Dataset entries:
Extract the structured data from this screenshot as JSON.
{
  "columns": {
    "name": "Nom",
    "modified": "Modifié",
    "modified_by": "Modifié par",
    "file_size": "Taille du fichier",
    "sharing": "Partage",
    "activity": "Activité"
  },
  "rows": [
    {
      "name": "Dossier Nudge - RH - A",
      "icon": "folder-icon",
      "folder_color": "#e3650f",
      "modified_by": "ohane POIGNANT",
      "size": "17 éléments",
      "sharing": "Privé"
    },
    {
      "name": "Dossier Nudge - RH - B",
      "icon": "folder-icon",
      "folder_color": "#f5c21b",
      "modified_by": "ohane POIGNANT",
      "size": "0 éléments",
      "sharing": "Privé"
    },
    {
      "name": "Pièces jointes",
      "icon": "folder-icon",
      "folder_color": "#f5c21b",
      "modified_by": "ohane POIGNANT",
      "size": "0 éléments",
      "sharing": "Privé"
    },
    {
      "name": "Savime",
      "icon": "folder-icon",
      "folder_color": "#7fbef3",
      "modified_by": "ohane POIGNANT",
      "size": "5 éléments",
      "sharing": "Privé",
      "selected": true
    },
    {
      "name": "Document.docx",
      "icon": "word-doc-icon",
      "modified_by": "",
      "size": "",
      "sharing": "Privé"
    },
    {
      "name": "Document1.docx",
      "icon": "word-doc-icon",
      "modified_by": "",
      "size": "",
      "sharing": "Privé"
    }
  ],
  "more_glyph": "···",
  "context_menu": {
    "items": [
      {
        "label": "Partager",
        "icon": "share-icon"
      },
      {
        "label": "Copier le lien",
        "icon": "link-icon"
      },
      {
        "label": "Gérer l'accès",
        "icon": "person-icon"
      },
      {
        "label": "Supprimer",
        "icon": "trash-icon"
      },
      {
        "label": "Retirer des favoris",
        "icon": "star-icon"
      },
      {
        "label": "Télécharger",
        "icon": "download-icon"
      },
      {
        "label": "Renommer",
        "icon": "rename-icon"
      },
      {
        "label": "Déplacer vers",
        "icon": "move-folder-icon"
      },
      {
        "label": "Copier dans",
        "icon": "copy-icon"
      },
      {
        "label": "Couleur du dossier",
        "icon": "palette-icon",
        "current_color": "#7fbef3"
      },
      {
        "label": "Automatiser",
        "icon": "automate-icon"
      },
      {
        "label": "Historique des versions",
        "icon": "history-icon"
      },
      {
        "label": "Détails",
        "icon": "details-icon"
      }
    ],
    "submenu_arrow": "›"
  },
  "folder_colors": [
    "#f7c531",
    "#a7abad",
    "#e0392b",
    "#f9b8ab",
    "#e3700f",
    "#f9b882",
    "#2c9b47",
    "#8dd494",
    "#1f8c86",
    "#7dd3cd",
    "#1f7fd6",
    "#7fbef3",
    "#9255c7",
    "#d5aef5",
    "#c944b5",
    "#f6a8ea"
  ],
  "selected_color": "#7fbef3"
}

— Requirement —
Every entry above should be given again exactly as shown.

— Written response —
Extract the structured data from this screenshot as JSON.
{
  "columns": {
    "name": "Nom",
    "modified": "Modifié",
    "modified_by": "Modifié par",
    "file_size": "Taille du fichier",
    "sharing": "Partage",
    "activity": "Activité"
  },
  "rows": [
    {
      "name": "Dossier Nudge - RH - A",
      "icon": "folder-icon",
      "folder_color": "#e3650f",
      "modified_by": "ohane POIGNANT",
      "size": "17 éléments",
      "sharing": "Privé"
    },
    {
      "name": "Dossier Nudge - RH - B",
      "icon": "folder-icon",
      "folder_color": "#f5c21b",
      "modified_by": "ohane POIGNANT",
      "size": "0 éléments",
      "sharing": "Privé"
    },
    {
      "name": "Pièces jointes",
      "icon": "folder-icon",
      "folder_color": "#f5c21b",
      "modified_by": "ohane POIGNANT",
      "size": "0 éléments",
      "sharing": "Privé"
    },
    {
      "name": "Savime",
      "icon": "folder-icon",
      "folder_color": "#7fbef3",
      "modified_by": "ohane POIGNANT",
      "size": "5 éléments",
      "sharing": "Privé",
      "selected": true
    },
    {
      "name": "Document.docx",
      "icon": "word-doc-icon",
      "modified_by": "",
      "size": "",
      "sharing": "Privé"
    },
    {
      "name": "Document1.docx",
      "icon": "word-doc-icon",
      "modified_by": "",
      "size": "",
      "sharing": "Privé"
    }
  ],
  "more_glyph": "···",
  "context_menu": {
    "items": [
      {
        "label": "Partager",
        "icon": "share-icon"
      },
      {
        "label": "Copier le lien",
        "icon": "link-icon"
      },
      {
        "label": "Gérer l'accès",
        "icon": "person-icon"
      },
      {
        "label": "Supprimer",
        "icon": "trash-icon"
      },
      {
        "label": "Retirer des favoris",
        "icon": "star-icon"
      },
      {
        "label": "Télécharger",
        "icon": "download-icon"
      },
      {
        "label": "Renommer",
        "icon": "rename-icon"
      },
      {
        "label": "Déplacer vers",
        "icon": "move-folder-icon"
      },
      {
        "label": "Copier dans",
        "icon": "copy-icon"
      },
      {
        "label": "Couleur du dossier",
        "icon": "palette-icon",
        "current_color": "#7fbef3"
      },
      {
        "label": "Automatiser",
        "icon": "automate-icon"
      },
      {
        "label": "Historique des versions",
        "icon": "history-icon"
      },
      {
        "label": "Détails",
        "icon": "details-icon"
      }
    ],
    "submenu_arrow": "›"
  },
  "folder_colors": [
    "#f7c531",
    "#a7abad",
    "#e0392b",
    "#f9b8ab",
    "#e3700f",
    "#f9b882",
    "#2c9b47",
    "#8dd494",
    "#1f8c86",
    "#7dd3cd",
    "#1f7fd6",
    "#7fbef3",
    "#9255c7",
    "#d5aef5",
    "#c944b5",
    "#f6a8ea"
  ],
  "selected_color": "#7fbef3"
}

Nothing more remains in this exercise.